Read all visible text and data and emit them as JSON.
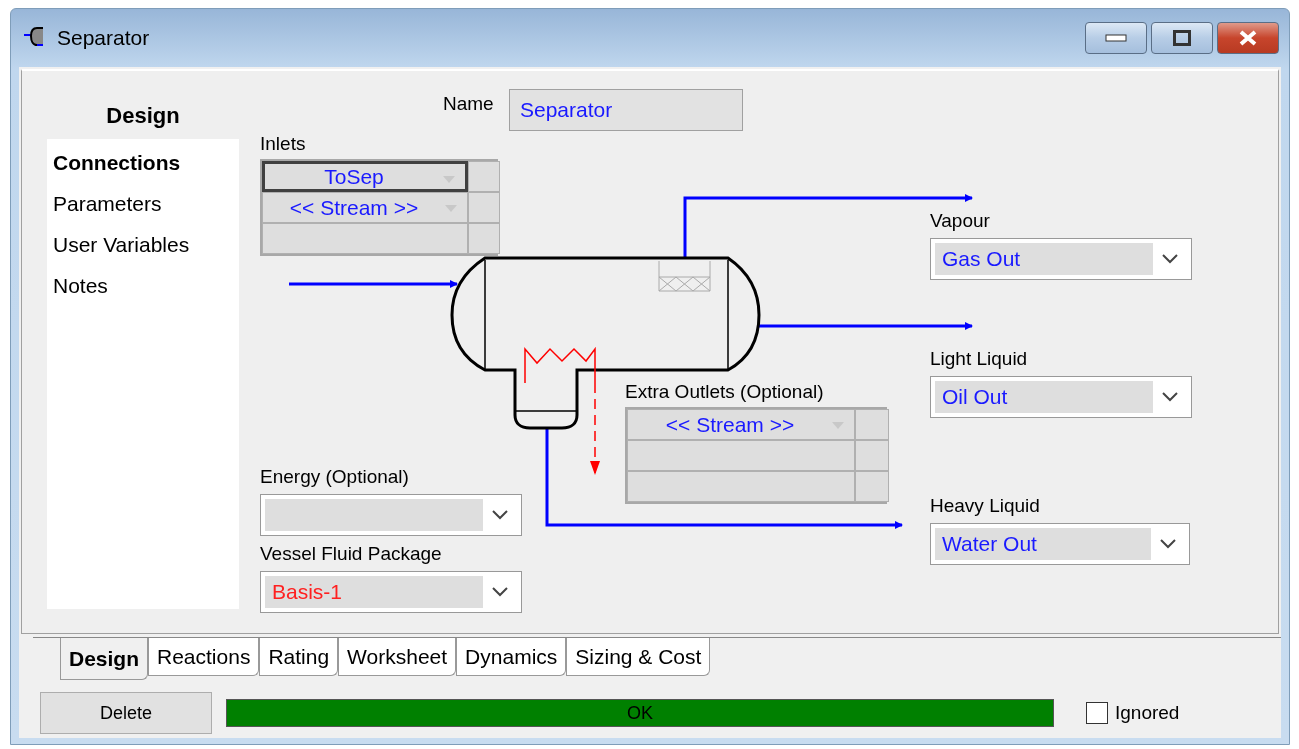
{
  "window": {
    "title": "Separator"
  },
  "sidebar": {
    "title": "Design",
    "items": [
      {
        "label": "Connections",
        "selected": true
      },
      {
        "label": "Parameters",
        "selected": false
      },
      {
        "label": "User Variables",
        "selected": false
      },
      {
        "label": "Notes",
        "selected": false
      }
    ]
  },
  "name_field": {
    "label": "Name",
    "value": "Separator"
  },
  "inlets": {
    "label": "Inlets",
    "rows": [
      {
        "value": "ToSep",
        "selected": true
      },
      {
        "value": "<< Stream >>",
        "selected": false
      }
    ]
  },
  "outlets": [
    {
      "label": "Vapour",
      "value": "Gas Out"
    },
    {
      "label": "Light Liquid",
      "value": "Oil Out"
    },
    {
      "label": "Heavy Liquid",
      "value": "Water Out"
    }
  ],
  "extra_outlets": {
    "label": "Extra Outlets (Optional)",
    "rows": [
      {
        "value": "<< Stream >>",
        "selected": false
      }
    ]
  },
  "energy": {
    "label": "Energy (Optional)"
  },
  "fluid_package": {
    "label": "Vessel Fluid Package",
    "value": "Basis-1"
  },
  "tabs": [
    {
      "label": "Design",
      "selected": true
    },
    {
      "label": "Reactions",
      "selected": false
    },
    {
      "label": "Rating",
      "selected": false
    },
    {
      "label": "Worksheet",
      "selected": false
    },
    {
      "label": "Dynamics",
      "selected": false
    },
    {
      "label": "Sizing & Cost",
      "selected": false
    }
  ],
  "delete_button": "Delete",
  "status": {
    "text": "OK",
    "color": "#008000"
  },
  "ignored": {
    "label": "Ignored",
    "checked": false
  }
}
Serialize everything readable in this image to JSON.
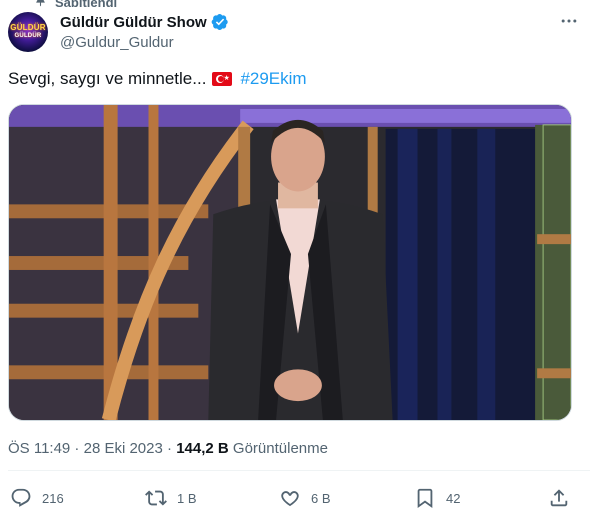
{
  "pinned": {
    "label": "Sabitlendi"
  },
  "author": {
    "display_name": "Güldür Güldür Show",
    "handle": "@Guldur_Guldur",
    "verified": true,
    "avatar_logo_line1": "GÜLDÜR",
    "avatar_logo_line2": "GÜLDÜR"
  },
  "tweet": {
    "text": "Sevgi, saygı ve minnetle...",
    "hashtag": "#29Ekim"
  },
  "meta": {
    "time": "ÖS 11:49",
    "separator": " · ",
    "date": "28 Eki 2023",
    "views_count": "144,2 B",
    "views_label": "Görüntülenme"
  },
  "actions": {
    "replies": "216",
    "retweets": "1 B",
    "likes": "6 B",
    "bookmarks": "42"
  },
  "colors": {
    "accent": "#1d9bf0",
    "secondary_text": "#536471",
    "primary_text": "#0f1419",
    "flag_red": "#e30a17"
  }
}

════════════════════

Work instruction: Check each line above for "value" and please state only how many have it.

Solution for this task: 8